:: Brief ::
Each entry should be given again exactly, with any image left out.

:: Dataset extract ::
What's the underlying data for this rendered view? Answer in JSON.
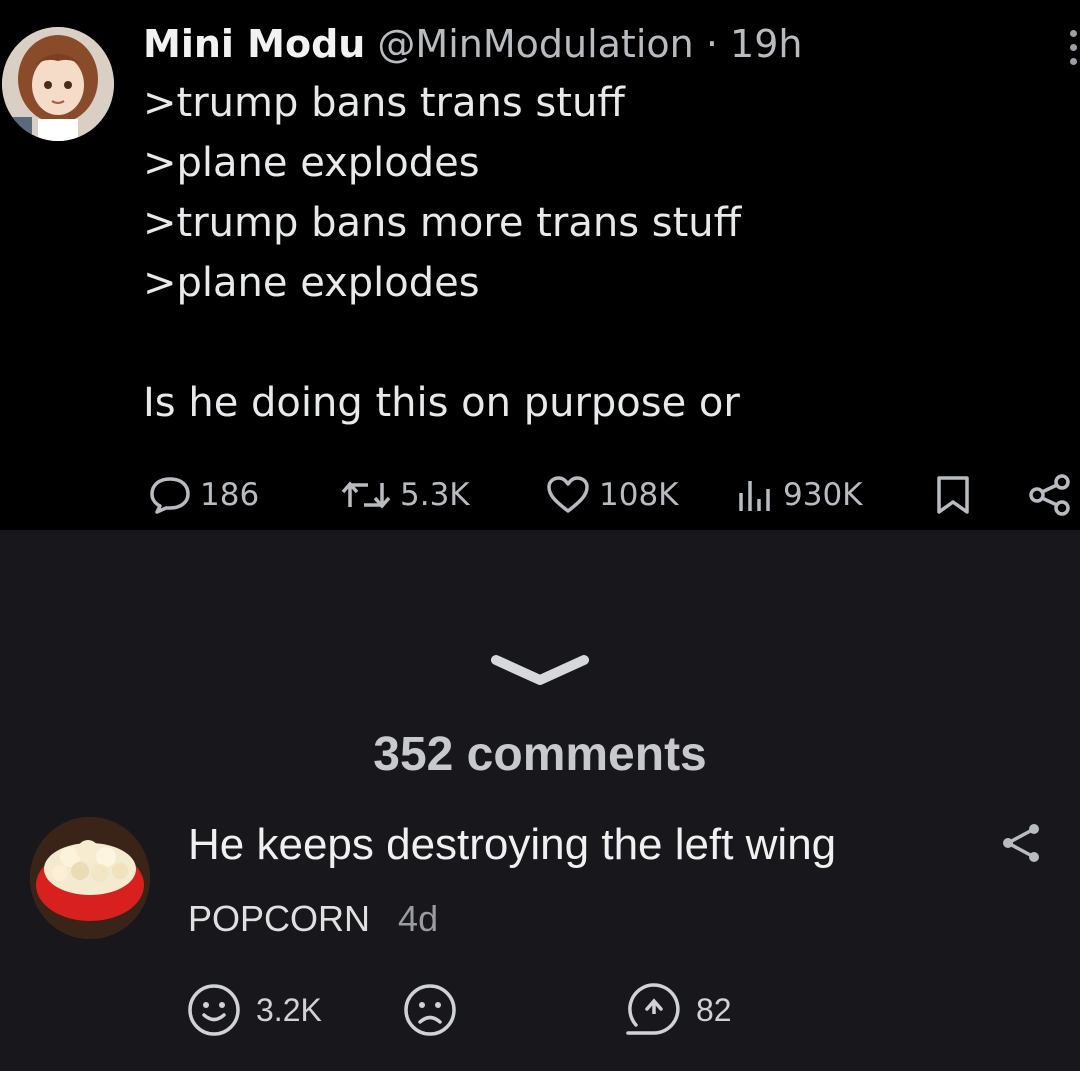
{
  "tweet": {
    "author_name": "Mini Modu",
    "handle": "@MinModulation",
    "separator": "·",
    "time": "19h",
    "lines": [
      ">trump bans trans stuff",
      ">plane explodes",
      ">trump bans more trans stuff",
      ">plane explodes",
      "Is he doing this on purpose or"
    ],
    "stats": {
      "replies": "186",
      "retweets": "5.3K",
      "likes": "108K",
      "views": "930K"
    }
  },
  "comments_header": "352 comments",
  "comment": {
    "text": "He keeps destroying the left wing",
    "username": "POPCORN",
    "age": "4d",
    "likes": "3.2K",
    "replies": "82"
  },
  "icons": {
    "reply": "reply-bubble-icon",
    "retweet": "retweet-icon",
    "like": "heart-icon",
    "views": "views-chart-icon",
    "bookmark": "bookmark-icon",
    "share": "share-icon",
    "more": "more-vertical-icon",
    "expand": "chevron-down-icon",
    "upvote": "smile-face-icon",
    "downvote": "frown-face-icon",
    "reply_comment": "reply-arrow-icon"
  },
  "colors": {
    "tweet_bg": "#000000",
    "page_bg": "#18181c",
    "text_primary": "#e7e9ea",
    "text_secondary": "#b8bcc0"
  }
}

:: Result of the exercise ::
What's the underlying data for this rendered view? Answer in JSON.
{
  "tweet": {
    "author_name": "Mini Modu",
    "handle": "@MinModulation",
    "separator": "·",
    "time": "19h",
    "lines": [
      ">trump bans trans stuff",
      ">plane explodes",
      ">trump bans more trans stuff",
      ">plane explodes",
      "Is he doing this on purpose or"
    ],
    "stats": {
      "replies": "186",
      "retweets": "5.3K",
      "likes": "108K",
      "views": "930K"
    }
  },
  "comments_header": "352 comments",
  "comment": {
    "text": "He keeps destroying the left wing",
    "username": "POPCORN",
    "age": "4d",
    "likes": "3.2K",
    "replies": "82"
  },
  "icons": {
    "reply": "reply-bubble-icon",
    "retweet": "retweet-icon",
    "like": "heart-icon",
    "views": "views-chart-icon",
    "bookmark": "bookmark-icon",
    "share": "share-icon",
    "more": "more-vertical-icon",
    "expand": "chevron-down-icon",
    "upvote": "smile-face-icon",
    "downvote": "frown-face-icon",
    "reply_comment": "reply-arrow-icon"
  },
  "colors": {
    "tweet_bg": "#000000",
    "page_bg": "#18181c",
    "text_primary": "#e7e9ea",
    "text_secondary": "#b8bcc0"
  }
}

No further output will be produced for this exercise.